    UNRAVELLING by David F. Schultz

    “And we’re finite beings — so there’s always something more — something we don’t understand.”

    A strikingly labyrinthine view of gestalt through homeless threads or seams or glimpses of the sun through the slit in window-blinds, blind but seeing, too. That dentist room earlier today above: “The room felt stale and suffocating, and my skull throbbed.” Automatic writing between waking and dream, the lump in scrambled egg like that earlier self on a perch. Steamwhistle, too. A fishing-line either a Dreamcatcher or Hawler. And old man’s suicide threaded, at one remove, to subway tracks. An old man like me. I’m nearly 74. Well, a year or two to go. My thread is taut, my worm shrunk. Lines to follow, like the line on the back cover of this book, edge to edge. Unravelling and ravelling mean the same thing. Look the words up.



  13. Pingback: 2019 Writing Statistics and Revenue | Reflections of a Rational Republican

Leave a Reply

Please log in using one of these methods to post your comment: Logo

You are commenting using your account. Log Out /  Change )

Twitter picture

You are commenting using your Twitter account.

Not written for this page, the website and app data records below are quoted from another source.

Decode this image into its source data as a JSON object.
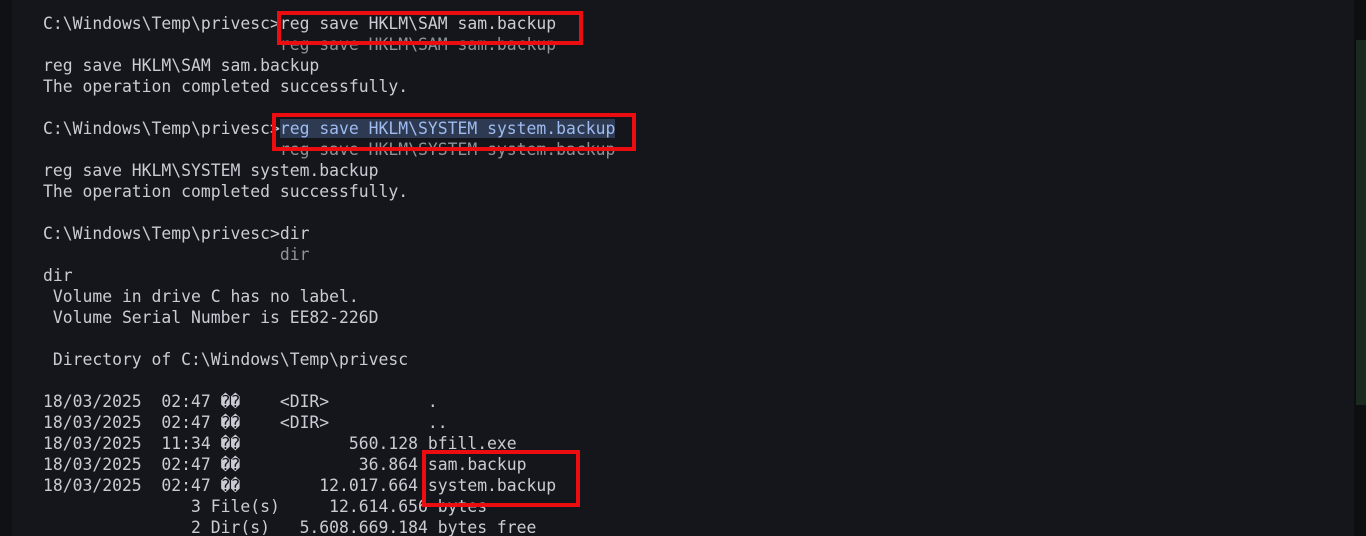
{
  "terminal": {
    "lines": [
      {
        "text": "C:\\Windows\\Temp\\privesc>",
        "cmd": "reg save HKLM\\SAM sam.backup"
      },
      {
        "text": "                        reg save HKLM\\SAM sam.backup"
      },
      {
        "text": "reg save HKLM\\SAM sam.backup"
      },
      {
        "text": "The operation completed successfully."
      },
      {
        "text": ""
      },
      {
        "text": "C:\\Windows\\Temp\\privesc>",
        "cmd": "reg save HKLM\\SYSTEM system.backup"
      },
      {
        "text": "                        reg save HKLM\\SYSTEM system.backup"
      },
      {
        "text": "reg save HKLM\\SYSTEM system.backup"
      },
      {
        "text": "The operation completed successfully."
      },
      {
        "text": ""
      },
      {
        "text": "C:\\Windows\\Temp\\privesc>dir"
      },
      {
        "text": "                        dir"
      },
      {
        "text": "dir"
      },
      {
        "text": " Volume in drive C has no label."
      },
      {
        "text": " Volume Serial Number is EE82-226D"
      },
      {
        "text": ""
      },
      {
        "text": " Directory of C:\\Windows\\Temp\\privesc"
      },
      {
        "text": ""
      },
      {
        "text": "18/03/2025  02:47 ��    <DIR>          ."
      },
      {
        "text": "18/03/2025  02:47 ��    <DIR>          .."
      },
      {
        "text": "18/03/2025  11:34 ��           560.128 bfill.exe"
      },
      {
        "text": "18/03/2025  02:47 ��            36.864 sam.backup"
      },
      {
        "text": "18/03/2025  02:47 ��        12.017.664 system.backup"
      },
      {
        "text": "               3 File(s)     12.614.656 bytes"
      },
      {
        "text": "               2 Dir(s)   5.608.669.184 bytes free"
      }
    ]
  },
  "colors": {
    "background": "#14161b",
    "text": "#c9cdd3",
    "echo_text": "#8e939b",
    "selection_bg": "#2d3a52",
    "selection_text": "#9fbbf0",
    "highlight_box": "#ec0d10"
  }
}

Log Out /  Change )

Facebook photo

You are commenting using your Facebook account. Log Out /  Change )

Connecting to %s